Subir Chowdhury has gained a reputation as one of the world’s foremost experts on Six Sigma, the business management process pioneered by Motorola in the 1980s, which is aimed at promoting operational efficiency and minimizing errors. In the years he has spent traveling the world coaching companies on the principles of Six Sigma, he has discovered a need for a concept that is centered on the basics of Six Sigma, but can be adopted by virtually any business.
With that in mind, Chowdhury wrote “The Power of LEO — The Revolutionary Process For Achieving Extraordinary Results,” published by McGraw-Hill earlier this year.
Smart Business spoke with Chowdhury about the concept of LEO and why it matters in the business world.
Can you briefly explain the concept of LEO as explained in the book?
When I talk about it, it’s ‘listen, enrich, optimize.’ The ‘listen’ portion is about seeking input from all the stakeholders in the organization, from suppliers to employees to customers. If you think about what someone like Steve Jobs did, he understood what the consumer wants. If the consumer is a rich guy or a poor person, it doesn’t matter. He truly tried to understand their voice, and when I talk about listen, much of the time senior leadership doesn't take the time to listen. Not just with external customers, I'm also talking about internal customers.
The second thing I talk about is enrich. The way I explain enrich is in a very simplistic form. Any single day, you, myself, anybody, we go to the mirror and look at ourselves, and how many of us asks ourselves what we can do better? That mindset is what I call a continuous improvement mindset. Having that mindset is so critical as to how you can enrich anything you are doing. How you can enrich communities, how you can enrich your family life, your work life, or enrich your customers. It’s having that mindset of enriching.
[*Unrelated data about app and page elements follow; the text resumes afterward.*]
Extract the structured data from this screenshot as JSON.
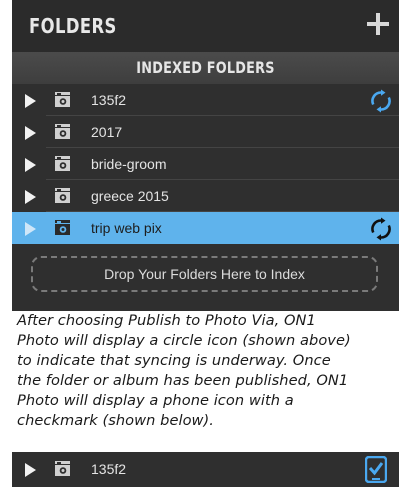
{
  "panel": {
    "title": "FOLDERS",
    "add_icon": "plus-icon",
    "section_title": "INDEXED FOLDERS",
    "folders": [
      {
        "name": "135f2",
        "syncing": true,
        "selected": false
      },
      {
        "name": "2017",
        "syncing": false,
        "selected": false
      },
      {
        "name": "bride-groom",
        "syncing": false,
        "selected": false
      },
      {
        "name": "greece 2015",
        "syncing": false,
        "selected": false
      },
      {
        "name": "trip web pix",
        "syncing": true,
        "selected": true
      }
    ],
    "drop_zone": "Drop Your Folders Here to Index"
  },
  "caption": {
    "lines": [
      "After choosing Publish to Photo Via, ON1",
      "Photo will display a circle icon (shown above)",
      "to indicate that syncing is underway. Once",
      "the folder or album has been published, ON1",
      "Photo will display a phone icon with a",
      "checkmark (shown below)."
    ]
  },
  "published_row": {
    "name": "135f2",
    "status_icon": "phone-checkmark-icon"
  },
  "colors": {
    "panel_bg": "#2f2f2f",
    "selected_bg": "#5fb3ec",
    "sync_icon": "#4aa8f0",
    "sync_icon_on_selected": "#111111",
    "text_light": "#e4e4e4"
  }
}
So when you have that mindset, you create new ideas for improvement and new solutions to problems using simple techniques. For example, when you go to the hospital setting, all the nurses, all the physicians, if they don’t have that mindset of enriching, it will lead to medical errors. Because then, people are just going there for the sake of the job. They don’t have the mindset of enrichment.
The third thing is optimize. That is where you come up with the best solution and correct all shortcomings in it. Looking at the example of the iPhone, Steve Jobs realized that the customers may only have the product for two or three years but within those two to three years, he wanted to ensure that customers would have a great experience. With a couple of years, the new versions of products would come out, though within that several year window, he wanted to optimize the customer experience.
What drove you to write this book?
I had been invited in by a lot of companies, after five or six years of applying Six Sigma around the world, and getting the question of why they’re not getting results from Six Sigma.
They invited me because I’m one of the leading authorities on Six Sigma, so when I visited some of these companies, I posed some questions to CEO-level people about what set of tools within Six Sigma they have gained education. They have maybe learned about 20 or 30 percent of the tools. So they go through the training but do not have the overall education.
That was the time when it kind of hit me that every organization is different. Every organization has different requirements. You are teaching the tools that they don’t have a direct education for. People were gravitating to Six Sigma because it was popular without really understanding the subject matter, without understanding the tools and how they are applied. I tried to come up with something centered on what the customer really needs, what their needs are and how they fit into the culture. Every organization has different culture.
I took all the Six Sigma tools and put them in a big office, along with all the different tools of other management strategies. I was trying to find out what is fundamental for all those tools? What it boiled down to was basically three things: listen, enrich and optimize. Everything basically comes back to those three things.
How to reach: Subir Chowdhury, www.asiusa.com